Flint pushes district revamp

PARKERSBURG – Incoming Wood County Schools Superintendent John Flint hit the ground running Tuesday, presenting a plan for revamping the district’s central office to the Wood County Board of Education.

The board approved a one-year $120,000 contract for Flint at Tuesday’s meeting. Flint, who was hired last month, will officially begin July 1.

Prior to the vote, Flint presented a plan for revamping the central office, something the board has debated doing for several years. Flint’s main proposed change was to replace the assistant superintendent of pupil and personnel services with a director of human resources. The change would remove many ancillary areas of oversight, such as nursing and technology, which has fallen under the purview of the human resources department.
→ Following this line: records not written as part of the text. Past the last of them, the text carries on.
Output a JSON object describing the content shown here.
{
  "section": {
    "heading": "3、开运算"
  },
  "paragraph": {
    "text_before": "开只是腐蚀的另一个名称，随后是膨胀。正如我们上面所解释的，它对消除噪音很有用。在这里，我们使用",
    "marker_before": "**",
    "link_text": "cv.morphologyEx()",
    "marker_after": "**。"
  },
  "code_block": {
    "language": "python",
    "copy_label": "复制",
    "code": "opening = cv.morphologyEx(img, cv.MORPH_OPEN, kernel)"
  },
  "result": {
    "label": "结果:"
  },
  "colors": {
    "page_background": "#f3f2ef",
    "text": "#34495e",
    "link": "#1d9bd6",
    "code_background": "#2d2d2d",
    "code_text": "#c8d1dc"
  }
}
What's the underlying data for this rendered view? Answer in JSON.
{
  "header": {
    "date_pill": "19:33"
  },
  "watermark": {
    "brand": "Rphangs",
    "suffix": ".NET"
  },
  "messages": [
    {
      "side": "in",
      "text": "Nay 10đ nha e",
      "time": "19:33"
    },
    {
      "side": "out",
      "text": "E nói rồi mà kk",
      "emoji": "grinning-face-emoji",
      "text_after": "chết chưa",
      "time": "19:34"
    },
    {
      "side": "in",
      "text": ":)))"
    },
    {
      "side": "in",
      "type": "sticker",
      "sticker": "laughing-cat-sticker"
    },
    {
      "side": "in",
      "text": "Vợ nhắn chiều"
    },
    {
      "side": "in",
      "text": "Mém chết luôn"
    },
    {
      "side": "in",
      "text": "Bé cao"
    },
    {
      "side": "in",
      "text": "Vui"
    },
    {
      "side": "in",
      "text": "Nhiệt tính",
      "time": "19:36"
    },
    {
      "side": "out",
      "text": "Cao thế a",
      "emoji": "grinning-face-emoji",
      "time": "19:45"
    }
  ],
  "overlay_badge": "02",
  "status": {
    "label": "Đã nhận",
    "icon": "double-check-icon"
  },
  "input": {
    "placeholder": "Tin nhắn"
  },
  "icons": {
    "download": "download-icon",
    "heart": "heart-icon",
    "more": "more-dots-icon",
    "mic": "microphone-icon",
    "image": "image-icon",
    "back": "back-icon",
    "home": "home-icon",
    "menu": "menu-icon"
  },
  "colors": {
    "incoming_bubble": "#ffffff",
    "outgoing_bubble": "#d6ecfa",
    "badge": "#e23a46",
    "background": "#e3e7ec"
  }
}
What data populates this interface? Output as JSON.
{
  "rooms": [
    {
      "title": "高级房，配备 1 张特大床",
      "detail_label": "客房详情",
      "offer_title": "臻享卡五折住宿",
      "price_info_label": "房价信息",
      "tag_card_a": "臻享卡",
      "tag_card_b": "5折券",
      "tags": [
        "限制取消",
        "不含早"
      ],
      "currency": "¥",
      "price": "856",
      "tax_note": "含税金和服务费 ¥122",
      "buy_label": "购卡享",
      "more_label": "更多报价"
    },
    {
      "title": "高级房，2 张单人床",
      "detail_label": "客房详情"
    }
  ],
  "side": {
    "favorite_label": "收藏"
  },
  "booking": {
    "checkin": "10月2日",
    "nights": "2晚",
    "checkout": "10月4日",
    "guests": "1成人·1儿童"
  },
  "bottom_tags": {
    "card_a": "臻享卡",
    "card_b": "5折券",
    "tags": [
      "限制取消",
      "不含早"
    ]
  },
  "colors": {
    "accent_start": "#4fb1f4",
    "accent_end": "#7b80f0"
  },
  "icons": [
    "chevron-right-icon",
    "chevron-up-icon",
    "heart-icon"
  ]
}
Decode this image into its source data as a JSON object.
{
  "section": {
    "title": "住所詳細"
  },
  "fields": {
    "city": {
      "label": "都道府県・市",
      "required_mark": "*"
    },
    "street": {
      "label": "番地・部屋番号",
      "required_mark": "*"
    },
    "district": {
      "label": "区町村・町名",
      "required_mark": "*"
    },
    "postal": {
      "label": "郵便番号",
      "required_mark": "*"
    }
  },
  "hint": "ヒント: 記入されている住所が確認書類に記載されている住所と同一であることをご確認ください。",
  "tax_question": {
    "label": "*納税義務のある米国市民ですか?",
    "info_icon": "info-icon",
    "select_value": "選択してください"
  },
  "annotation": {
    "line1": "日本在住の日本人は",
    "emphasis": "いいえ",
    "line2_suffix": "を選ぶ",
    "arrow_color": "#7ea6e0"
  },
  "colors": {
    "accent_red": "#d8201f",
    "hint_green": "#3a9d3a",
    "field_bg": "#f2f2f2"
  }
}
Current Assistant Superintendent Bob Harris will retire at the end of June.

Flint said many of the assistant superintendent’s powers and authority would instead transfer to a new position.

“The solution is a deputy superintendent,” he said.

The deputy superintendent would have greater authority over issues that could arise within the school system, including personnel issues, Flint said.

“This position gives them a person who has the power to go into every director’s area and find out what is going on,” he said.

Flint said one of the main issues facing the central office is problems not being addressed in a timely fashion or not being noticed until the issues become disruptive.

“These people here work hard, but we need to have answers for each other, we need to have answers for people out in the system, and we need to have answers like that,” he said, snapping his fingers.

Flint said too many issues have gone unaddressed or were addressed incorrectly under the current system.

“We want to stop things falling through the cracks,” he said. “If you have people not dealing with anything but their own bailiwick, then you have things falling through the cracks.”

Flint said he believes in more cross-involvement with central office staff double-checking one another and communicating before issues go out of control.

“If we get eyes on problems we can solve them,” he said. “We should be remediating things long before they become a problem.”

Under the new system, Flint said, “what you have is a group of people who are involved and looking after each other based on a need, and the bow that ties this thing together is the deputy superintendent.”

Flint also said he wants more focus from those overseeing core curriculum areas, such as math and science, and reading and language arts. He believes those areas have been diluted with duties in other curriculum areas, such as physical education and health, which currently falls under the math and science coordinator.

The proposed plan would change the duties and status of nearly every administrative position at the central office, including creating a new position.

“I would like to have this in place by July 1 so everyone is set and in place by Aug. 14,” the start of school, Flint said. “If you like the deputy superintendent, that person should be brought on board as quickly as possible.”

Though board members asked questions following Flint’s proposal, no action was taken Tuesday evening. The plan will be presented at the board’s June 10 meeting as a discussion item and some of the new positions will be included as action items.

“I think we need to take this home and take a look at it. Get some ideas and generate some feedback,” said board President Tim Yeater. “There are some excellent ideas here.”